DATASET EXCERPTS
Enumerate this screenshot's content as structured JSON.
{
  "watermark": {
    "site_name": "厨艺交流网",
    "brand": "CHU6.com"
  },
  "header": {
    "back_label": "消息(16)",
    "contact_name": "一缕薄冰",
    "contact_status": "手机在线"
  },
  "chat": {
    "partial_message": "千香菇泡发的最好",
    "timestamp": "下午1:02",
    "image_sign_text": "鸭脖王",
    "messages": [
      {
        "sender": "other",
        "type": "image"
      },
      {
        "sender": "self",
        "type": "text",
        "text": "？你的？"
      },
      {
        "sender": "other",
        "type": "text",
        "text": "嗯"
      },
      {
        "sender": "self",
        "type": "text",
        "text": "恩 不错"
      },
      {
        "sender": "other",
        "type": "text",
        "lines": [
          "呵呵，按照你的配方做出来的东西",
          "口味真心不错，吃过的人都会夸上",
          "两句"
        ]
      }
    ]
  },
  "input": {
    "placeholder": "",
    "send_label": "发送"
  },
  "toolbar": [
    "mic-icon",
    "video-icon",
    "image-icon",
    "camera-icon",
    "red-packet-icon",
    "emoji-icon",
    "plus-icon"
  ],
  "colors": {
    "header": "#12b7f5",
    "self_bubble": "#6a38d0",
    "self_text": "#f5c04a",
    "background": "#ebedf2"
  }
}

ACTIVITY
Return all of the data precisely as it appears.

WRITTEN RESPONSE
Enumerate this screenshot's content as structured JSON.
{
  "watermark": {
    "site_name": "厨艺交流网",
    "brand": "CHU6.com"
  },
  "header": {
    "back_label": "消息(16)",
    "contact_name": "一缕薄冰",
    "contact_status": "手机在线"
  },
  "chat": {
    "partial_message": "千香菇泡发的最好",
    "timestamp": "下午1:02",
    "image_sign_text": "鸭脖王",
    "messages": [
      {
        "sender": "other",
        "type": "image"
      },
      {
        "sender": "self",
        "type": "text",
        "text": "？你的？"
      },
      {
        "sender": "other",
        "type": "text",
        "text": "嗯"
      },
      {
        "sender": "self",
        "type": "text",
        "text": "恩 不错"
      },
      {
        "sender": "other",
        "type": "text",
        "lines": [
          "呵呵，按照你的配方做出来的东西",
          "口味真心不错，吃过的人都会夸上",
          "两句"
        ]
      }
    ]
  },
  "input": {
    "placeholder": "",
    "send_label": "发送"
  },
  "toolbar": [
    "mic-icon",
    "video-icon",
    "image-icon",
    "camera-icon",
    "red-packet-icon",
    "emoji-icon",
    "plus-icon"
  ],
  "colors": {
    "header": "#12b7f5",
    "self_bubble": "#6a38d0",
    "self_text": "#f5c04a",
    "background": "#ebedf2"
  }
}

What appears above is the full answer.